Irish Doctors: No Legalized Abortion Not Causing Maternal Deaths

International   |   Lisa Correnti   |   Jan 8, 2013   |   5:03PM   |   Dublin, Ireland

As the abortion debate continues in Ireland hearings commenced today in an Oireachtas committee, Ireland’s legislature where 3 expert obstetricians stated that they knew of no “needless maternal deaths” occurring due to abortion being illegal in Ireland.

It was the first day of a 3-day scheduled hearing where some 40 witnesses and 20 organizations will give testimony meant to inform abortion policy the legislative committee will draft based on the governments decision to legalize abortion when a woman’s life is at risk, including from suicide.

The Irish pro-life group Life Institute reported that Senator Dr. John Crowne, who is one of Ireland’s leading oncologists, asked searching questions of senior Obstetricians and Gynaecologists, Dr. Sam Coulter Smyth, Dr. Mary McCarthy, and Dr. Rhona O’Mahoney at the hearing.
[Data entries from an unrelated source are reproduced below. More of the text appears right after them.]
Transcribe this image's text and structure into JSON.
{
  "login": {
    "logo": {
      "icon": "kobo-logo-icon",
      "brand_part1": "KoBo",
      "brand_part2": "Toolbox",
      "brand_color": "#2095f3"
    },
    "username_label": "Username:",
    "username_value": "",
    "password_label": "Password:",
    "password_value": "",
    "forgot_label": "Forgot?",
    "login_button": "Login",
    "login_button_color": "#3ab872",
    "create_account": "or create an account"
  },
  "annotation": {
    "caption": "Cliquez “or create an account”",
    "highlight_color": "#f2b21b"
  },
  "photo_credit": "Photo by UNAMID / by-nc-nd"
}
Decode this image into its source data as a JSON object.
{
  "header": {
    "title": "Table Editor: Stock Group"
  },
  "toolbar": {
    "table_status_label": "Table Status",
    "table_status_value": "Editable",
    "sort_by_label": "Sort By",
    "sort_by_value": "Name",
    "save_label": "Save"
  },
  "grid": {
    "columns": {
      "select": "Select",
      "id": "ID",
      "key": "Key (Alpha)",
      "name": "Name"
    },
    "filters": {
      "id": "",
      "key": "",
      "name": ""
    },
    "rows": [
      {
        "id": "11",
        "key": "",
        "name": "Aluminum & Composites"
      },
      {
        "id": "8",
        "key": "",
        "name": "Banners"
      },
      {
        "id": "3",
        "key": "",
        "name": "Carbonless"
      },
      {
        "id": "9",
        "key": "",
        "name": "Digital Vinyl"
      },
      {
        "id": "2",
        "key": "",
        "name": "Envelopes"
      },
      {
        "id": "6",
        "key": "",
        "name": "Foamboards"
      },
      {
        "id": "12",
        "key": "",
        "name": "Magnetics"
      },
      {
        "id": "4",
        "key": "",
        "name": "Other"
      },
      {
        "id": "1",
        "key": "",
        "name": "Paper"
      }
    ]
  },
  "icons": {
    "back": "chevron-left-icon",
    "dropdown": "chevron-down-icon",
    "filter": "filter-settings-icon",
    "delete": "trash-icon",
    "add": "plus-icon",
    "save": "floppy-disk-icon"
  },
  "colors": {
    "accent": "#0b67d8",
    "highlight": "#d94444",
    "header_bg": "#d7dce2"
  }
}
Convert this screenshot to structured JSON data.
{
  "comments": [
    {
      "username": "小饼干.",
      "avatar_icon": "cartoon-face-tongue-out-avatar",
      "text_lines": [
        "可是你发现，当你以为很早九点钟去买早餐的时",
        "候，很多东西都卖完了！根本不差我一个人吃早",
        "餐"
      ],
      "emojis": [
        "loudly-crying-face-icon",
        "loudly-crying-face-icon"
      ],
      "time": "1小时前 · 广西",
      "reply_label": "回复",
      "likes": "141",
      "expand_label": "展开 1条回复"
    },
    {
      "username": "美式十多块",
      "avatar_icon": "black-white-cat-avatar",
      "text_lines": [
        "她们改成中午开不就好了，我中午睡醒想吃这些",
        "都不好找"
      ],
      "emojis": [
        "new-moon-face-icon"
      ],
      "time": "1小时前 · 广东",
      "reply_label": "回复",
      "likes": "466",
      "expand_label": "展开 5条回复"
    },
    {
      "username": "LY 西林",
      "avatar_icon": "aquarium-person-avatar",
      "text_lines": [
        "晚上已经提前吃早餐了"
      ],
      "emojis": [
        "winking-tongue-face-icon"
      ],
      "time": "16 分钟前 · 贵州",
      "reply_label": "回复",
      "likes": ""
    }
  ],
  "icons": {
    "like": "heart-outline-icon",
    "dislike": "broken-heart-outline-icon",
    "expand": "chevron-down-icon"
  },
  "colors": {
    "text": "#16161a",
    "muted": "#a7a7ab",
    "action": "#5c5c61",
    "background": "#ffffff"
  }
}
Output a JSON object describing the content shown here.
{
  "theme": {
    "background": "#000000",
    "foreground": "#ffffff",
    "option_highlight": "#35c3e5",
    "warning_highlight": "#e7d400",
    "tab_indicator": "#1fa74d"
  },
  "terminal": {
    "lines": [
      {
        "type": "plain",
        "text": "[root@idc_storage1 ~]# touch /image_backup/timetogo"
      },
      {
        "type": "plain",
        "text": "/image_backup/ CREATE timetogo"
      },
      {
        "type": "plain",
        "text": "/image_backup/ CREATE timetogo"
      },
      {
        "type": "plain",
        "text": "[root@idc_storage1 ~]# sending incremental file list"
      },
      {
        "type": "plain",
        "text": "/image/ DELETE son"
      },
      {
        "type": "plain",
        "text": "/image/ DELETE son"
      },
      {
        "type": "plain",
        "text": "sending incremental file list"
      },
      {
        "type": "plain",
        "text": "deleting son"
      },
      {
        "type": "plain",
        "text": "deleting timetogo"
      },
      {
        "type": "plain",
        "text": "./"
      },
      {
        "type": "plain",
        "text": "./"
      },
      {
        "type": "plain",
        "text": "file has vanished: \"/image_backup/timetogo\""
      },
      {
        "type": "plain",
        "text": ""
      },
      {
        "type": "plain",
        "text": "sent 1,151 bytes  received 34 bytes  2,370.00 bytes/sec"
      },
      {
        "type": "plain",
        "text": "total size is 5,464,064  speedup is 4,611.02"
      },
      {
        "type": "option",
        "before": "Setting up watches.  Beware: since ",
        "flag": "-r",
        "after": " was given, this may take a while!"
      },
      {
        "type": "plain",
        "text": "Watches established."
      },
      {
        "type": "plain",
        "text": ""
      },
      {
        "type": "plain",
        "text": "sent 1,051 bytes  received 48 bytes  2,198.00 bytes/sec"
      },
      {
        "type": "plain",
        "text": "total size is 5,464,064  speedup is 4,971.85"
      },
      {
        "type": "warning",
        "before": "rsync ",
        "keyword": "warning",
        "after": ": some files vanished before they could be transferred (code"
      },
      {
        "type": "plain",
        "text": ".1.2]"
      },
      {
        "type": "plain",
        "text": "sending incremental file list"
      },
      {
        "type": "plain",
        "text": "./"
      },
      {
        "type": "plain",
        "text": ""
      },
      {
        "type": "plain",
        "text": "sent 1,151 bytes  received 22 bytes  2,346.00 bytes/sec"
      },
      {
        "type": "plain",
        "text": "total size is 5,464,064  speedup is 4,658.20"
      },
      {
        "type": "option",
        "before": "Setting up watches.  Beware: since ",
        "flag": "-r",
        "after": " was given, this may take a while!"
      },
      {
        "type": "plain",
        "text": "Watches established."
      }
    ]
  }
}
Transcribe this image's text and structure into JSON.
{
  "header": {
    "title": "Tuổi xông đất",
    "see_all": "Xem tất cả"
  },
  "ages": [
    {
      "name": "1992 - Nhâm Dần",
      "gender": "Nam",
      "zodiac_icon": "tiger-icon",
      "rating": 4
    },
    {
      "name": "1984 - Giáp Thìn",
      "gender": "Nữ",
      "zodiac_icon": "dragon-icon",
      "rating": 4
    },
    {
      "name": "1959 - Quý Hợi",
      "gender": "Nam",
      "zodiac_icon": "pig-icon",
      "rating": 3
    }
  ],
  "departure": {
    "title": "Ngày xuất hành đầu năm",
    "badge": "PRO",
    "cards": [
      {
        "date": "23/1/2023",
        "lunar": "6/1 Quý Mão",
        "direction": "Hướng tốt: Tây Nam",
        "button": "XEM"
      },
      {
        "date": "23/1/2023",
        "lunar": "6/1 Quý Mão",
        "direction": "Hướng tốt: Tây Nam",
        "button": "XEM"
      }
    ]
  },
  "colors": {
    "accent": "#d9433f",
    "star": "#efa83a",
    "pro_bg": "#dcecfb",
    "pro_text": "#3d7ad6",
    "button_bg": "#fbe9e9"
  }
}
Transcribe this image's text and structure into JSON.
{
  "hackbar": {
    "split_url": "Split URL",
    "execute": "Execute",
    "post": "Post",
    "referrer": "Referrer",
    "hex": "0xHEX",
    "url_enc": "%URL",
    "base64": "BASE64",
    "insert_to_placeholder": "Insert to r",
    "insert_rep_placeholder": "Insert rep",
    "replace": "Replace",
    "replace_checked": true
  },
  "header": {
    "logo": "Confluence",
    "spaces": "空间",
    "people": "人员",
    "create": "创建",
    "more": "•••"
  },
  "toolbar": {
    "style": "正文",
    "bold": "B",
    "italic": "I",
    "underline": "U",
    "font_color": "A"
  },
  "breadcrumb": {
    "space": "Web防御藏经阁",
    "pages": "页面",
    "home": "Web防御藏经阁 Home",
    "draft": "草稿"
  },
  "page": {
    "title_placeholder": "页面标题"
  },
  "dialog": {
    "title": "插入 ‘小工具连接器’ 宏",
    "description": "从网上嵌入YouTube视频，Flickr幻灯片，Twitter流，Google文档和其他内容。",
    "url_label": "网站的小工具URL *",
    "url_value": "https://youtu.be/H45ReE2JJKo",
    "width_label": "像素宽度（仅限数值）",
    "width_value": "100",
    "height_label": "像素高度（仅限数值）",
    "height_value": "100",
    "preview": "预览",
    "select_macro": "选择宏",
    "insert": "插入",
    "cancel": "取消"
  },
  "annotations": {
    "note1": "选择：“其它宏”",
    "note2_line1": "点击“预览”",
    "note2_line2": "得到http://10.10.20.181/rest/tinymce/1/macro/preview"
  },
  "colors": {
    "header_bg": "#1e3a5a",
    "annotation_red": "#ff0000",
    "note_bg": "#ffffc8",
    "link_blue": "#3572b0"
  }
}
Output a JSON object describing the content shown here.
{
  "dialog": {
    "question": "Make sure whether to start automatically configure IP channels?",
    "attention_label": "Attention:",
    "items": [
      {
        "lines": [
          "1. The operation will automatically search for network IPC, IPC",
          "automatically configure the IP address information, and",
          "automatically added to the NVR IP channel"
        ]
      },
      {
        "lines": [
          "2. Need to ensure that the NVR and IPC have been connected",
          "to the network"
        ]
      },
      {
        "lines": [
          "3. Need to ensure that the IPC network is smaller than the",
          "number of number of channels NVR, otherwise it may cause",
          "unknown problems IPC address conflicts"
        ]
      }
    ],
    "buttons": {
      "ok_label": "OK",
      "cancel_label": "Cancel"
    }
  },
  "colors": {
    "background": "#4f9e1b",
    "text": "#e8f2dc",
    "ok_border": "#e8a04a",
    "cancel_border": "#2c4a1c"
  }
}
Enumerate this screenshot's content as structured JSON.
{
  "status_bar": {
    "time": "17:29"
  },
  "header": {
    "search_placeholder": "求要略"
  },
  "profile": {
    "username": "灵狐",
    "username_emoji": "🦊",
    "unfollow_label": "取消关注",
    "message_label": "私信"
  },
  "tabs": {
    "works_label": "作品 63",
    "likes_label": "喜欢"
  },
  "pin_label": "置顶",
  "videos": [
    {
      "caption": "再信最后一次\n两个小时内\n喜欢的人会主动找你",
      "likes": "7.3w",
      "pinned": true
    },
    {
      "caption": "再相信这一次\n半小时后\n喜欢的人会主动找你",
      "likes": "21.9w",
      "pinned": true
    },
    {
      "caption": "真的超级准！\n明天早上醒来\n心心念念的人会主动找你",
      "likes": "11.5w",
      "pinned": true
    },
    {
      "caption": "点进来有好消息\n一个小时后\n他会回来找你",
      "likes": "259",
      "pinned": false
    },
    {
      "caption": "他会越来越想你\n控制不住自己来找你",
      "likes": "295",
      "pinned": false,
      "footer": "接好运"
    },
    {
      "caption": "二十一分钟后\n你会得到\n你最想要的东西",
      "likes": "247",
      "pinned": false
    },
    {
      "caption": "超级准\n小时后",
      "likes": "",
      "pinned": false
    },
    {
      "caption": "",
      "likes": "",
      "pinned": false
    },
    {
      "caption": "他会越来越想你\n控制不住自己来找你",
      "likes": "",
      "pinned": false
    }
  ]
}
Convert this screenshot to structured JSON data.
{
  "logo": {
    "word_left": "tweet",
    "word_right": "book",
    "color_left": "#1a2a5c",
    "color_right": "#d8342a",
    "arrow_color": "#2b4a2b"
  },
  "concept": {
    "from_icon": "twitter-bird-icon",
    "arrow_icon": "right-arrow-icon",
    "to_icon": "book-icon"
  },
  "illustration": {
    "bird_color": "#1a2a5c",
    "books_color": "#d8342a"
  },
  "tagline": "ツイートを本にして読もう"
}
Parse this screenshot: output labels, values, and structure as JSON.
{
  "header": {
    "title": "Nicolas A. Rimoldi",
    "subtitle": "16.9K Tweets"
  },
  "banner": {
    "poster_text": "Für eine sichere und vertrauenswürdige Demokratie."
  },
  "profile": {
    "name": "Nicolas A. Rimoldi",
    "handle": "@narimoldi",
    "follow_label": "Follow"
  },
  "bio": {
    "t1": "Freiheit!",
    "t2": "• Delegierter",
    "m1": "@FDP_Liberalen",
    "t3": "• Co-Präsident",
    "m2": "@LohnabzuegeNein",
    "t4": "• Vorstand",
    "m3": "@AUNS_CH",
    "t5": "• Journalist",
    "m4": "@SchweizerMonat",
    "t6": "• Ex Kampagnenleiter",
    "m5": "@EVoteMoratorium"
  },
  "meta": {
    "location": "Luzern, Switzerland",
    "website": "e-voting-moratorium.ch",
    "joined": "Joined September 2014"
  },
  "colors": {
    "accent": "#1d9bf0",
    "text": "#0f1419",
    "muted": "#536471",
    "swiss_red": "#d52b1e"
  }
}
From Life Institute:

Dr. Crowne asked all three if they were aware of instances where there had been “needless maternal deaths” because of the current legal position on abortion.

All three doctors confirmed that they were not aware of any such instances, and that they had not been prevented from providing life-saving medical treatment by Ireland’s laws on abortion.

Dr. Crowne also estimated that there were up to 30 instances arising each year where a pregnancy was brought to an end to save the life of a mother.

He then got to the nub of the issue under discussion, the difference between terminating a pregnancy and terminating the life of an unborn child, when he asked if there were cases which required the killing of the fetus.

Dr. Sam Coulter Smyth said that in most situations there was “no need to kill the fetus” and Dr. Rhona O’Mahoney said that while delivery before viability might be required there was “no intention to kill the fetus”.



Dr. Coulter Smyth and Dr McCarthy also confirmed that not one woman had committed suicide in their hospitals in the 20 years since the X case because they could not obtain an abortion.

Last month Ireland’s cabinet made the decision to allow restricted legal abortion after a young woman died reportedly from being denied an abortion. An investigation is ongoing and the coroner’s inquest into the death of Savita Halappanavar opens January 18.

Current Irish Medical Council guidelines do not rule out a termination of pregnancy when the mothers life is at risk. Note: Lisa Correnti writes for the Catholic Family and Human Rights Institute. This article originally appeared in the pro-life group’s Turtle Bay and Beyond blog and is used with permission.